Session A- American Cultures Courses in History 

History 124B: The United States from World War II to the Vietnam Era
This course satisfies the American Cultures Requirement.
Immediately prior to World War II, the US military ranked 17th in the world, most African-Americans lived in the rural south and were barred from voting, culture and basic science in the United States enjoyed no world-wide recognition, most married women did not work for wages, and the census did not classify most Americans as middle-class or higher. By 1973, all this had changed. This course will explore these and other transformations, all part of the making of modern America. We will take care to analyze the events, significance and cost of US ascendancy to world power in an international and domestic context.

Maggie Elmore
TWTh 2-4:30 p.m. | May 21–June 29
Class #: 15021


Session C- American Cultures Courses in History

History 7B: The United States from Civil War to Present
This course satisfies the American Cultures and American History & Institutions Requirement.
What does it mean to be American? Whatever your answer is to this question, chances are it is deeply connected to the themes and events we will discuss in this class. Here we will track America's rise to global power, the fate of freedom in a post-Emancipation political setting, and the changing boundaries of nation, citizenship, and community.
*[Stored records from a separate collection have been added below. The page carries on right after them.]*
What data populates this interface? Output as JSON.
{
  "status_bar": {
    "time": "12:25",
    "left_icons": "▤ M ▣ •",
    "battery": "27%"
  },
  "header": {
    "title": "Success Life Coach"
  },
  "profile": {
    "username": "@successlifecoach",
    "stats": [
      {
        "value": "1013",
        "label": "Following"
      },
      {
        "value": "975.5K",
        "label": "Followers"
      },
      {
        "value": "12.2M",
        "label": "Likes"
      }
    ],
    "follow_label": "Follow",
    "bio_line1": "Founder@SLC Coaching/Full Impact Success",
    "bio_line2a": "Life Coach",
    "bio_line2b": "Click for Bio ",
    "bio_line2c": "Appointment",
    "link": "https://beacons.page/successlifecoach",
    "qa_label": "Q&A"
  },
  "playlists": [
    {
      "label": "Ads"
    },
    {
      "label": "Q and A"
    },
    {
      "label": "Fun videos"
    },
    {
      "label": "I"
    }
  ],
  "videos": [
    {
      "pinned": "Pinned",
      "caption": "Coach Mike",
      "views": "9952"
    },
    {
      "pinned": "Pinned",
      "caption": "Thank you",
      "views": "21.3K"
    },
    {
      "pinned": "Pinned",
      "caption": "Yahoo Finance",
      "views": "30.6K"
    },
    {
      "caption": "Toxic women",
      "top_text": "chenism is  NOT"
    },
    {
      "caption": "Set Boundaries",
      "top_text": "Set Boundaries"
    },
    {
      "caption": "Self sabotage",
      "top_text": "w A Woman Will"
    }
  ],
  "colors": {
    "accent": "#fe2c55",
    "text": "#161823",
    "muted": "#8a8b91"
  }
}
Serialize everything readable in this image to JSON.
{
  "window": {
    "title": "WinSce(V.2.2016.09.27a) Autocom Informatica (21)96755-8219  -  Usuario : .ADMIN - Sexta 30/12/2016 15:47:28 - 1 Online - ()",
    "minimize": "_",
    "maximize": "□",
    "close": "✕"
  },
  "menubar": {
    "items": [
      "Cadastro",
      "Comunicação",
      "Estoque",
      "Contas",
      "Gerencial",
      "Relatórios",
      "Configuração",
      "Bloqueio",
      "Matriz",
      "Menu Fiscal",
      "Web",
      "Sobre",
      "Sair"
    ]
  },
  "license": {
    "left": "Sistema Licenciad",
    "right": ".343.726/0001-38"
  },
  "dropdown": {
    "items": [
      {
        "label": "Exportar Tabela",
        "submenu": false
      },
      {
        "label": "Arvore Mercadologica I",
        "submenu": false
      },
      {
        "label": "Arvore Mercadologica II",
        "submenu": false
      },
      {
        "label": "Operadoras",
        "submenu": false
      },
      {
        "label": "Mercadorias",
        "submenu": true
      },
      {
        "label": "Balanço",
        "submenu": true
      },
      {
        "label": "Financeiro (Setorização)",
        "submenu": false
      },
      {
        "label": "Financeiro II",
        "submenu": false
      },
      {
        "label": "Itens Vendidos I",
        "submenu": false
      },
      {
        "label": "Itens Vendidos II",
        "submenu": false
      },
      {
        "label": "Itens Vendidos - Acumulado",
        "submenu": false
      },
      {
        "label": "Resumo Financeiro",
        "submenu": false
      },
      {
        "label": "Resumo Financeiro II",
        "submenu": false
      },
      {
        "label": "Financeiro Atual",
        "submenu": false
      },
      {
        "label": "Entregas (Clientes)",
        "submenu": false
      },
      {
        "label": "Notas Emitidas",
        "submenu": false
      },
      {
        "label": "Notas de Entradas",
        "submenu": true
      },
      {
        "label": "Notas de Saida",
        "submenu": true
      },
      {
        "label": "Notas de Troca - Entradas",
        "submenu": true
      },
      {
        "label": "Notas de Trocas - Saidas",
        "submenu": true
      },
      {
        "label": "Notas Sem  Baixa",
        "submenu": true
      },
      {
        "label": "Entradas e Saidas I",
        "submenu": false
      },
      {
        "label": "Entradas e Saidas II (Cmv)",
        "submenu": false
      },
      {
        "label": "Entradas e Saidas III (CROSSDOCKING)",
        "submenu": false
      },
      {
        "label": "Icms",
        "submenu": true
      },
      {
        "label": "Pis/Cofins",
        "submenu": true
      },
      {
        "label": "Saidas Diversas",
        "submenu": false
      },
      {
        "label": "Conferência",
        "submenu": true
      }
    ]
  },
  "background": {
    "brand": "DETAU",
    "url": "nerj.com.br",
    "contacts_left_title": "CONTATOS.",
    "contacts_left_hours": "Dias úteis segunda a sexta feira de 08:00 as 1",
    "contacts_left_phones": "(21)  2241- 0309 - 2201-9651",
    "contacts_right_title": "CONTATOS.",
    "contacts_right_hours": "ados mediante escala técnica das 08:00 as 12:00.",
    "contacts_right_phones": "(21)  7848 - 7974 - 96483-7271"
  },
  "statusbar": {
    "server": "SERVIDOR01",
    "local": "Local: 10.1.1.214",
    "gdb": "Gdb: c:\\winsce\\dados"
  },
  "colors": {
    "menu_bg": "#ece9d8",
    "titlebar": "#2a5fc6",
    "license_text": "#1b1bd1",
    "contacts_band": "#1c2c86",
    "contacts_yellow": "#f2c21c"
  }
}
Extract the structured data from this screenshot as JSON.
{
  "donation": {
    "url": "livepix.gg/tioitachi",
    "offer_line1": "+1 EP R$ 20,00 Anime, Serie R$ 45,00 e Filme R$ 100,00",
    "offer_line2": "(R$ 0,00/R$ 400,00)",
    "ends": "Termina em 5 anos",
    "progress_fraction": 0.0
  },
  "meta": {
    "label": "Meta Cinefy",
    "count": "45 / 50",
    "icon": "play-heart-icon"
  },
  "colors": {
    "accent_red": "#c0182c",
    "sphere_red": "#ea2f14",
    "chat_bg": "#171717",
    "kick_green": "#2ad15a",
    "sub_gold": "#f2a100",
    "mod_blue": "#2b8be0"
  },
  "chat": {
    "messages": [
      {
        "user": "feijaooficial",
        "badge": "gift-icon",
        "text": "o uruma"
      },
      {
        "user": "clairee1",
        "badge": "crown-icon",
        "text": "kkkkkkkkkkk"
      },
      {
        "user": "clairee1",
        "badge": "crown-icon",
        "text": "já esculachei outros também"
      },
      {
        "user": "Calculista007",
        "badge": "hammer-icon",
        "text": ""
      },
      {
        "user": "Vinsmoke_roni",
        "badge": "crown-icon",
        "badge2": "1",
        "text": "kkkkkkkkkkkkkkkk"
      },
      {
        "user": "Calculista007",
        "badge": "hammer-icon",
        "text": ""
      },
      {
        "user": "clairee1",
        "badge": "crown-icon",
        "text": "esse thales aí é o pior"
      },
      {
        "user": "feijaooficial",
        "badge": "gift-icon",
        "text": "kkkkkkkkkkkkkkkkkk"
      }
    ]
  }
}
We will use landmark events to sharpen our themes, but we will
Daniel M Robert
9 Lewis
TuWTh, 10 a.m. – 12 p.m. | June 18–August 10
Class #: 13548


Session D- American Cultures Courses in History 

History 131B: US Social History from the Civil War to the Present
This course satisfies the American Cultures and American History & Institutions Requirement.
Perhaps the most memorable line in the Declaration of Independence (1776) is the one that assures Americans of their unalienable rights to “Life, Liberty, and the pursuit of Happiness.” The nation’s founders guaranteed the first two in the Bill of Rights, but the third remains a nebulous concept that requires some contemplation and interpretation. What exactly has it meant to pursue happiness and how has that pursuit shaped the course of United States history since 1865?
This course considers these questions by interrogating the experiences, ideas, values, desires, and actions of various racial, ethnic, gender, age, class, and ability groups. In examining how Americans have defined, pursued, defended, and fought for happiness, we will necessarily also explore the limits, constraints, and challenges to that aim. Some of the topics covered in the course include: civil rights, feminism, labor, migration, consumerism, relationships, and popular culture.
Jennifer Robin Terry
110 Barrows
MTW, 2–4:30 p.m. | July 2 - Aug 10
Class #: 15578


History C139C: Civil Rights and Social Movements in U.S. History
This course satisfies the American Cultures Requirement.
In their fights for justice and equality, civil rights and social movements have put  democratic practices and institutions in the United States to test. This course explores the long (chronological) and wide (geographic) civil rights movements of the South, the North, and the West Coast, tracing their multiracial, multiethnic, and multicultural aspects since the Second World War. How ​did ordinary people and grassroots activists aim to influence electoral processes, legislation, and court decisions? Readings and lectures will delve into the ​Black Freedom and Black Power struggles, Mexican American and Puerto Rican demands for rights, and Asian American and Native American efforts for equality. Paying particular attention to the Bay Area, ​we will study the dynamism of Counterculture, the Free Speech Movement, New Left Radicalism, antiwar protests, Environmentalism, and rebellions expressed in music. Appreciating the intersectionality of race, ethnic, and gender identities, we will explore the Women’s and Gay Liberation movements. Continuing into the late and early-twentieth centuries, the course situates social movements within the larger global contexts and traces the fierce opposition to civil rights and social equality that has coalesced around white nationalism, legal discrimination, and campaigns for law and order. Finally, we will consider the shifting roles and impact of technology and media on social movements within American democracy.
Sandra Weathers Smith
20 Barrows
MTWTh 12-2pm | July 2–August 10
Class #: 16081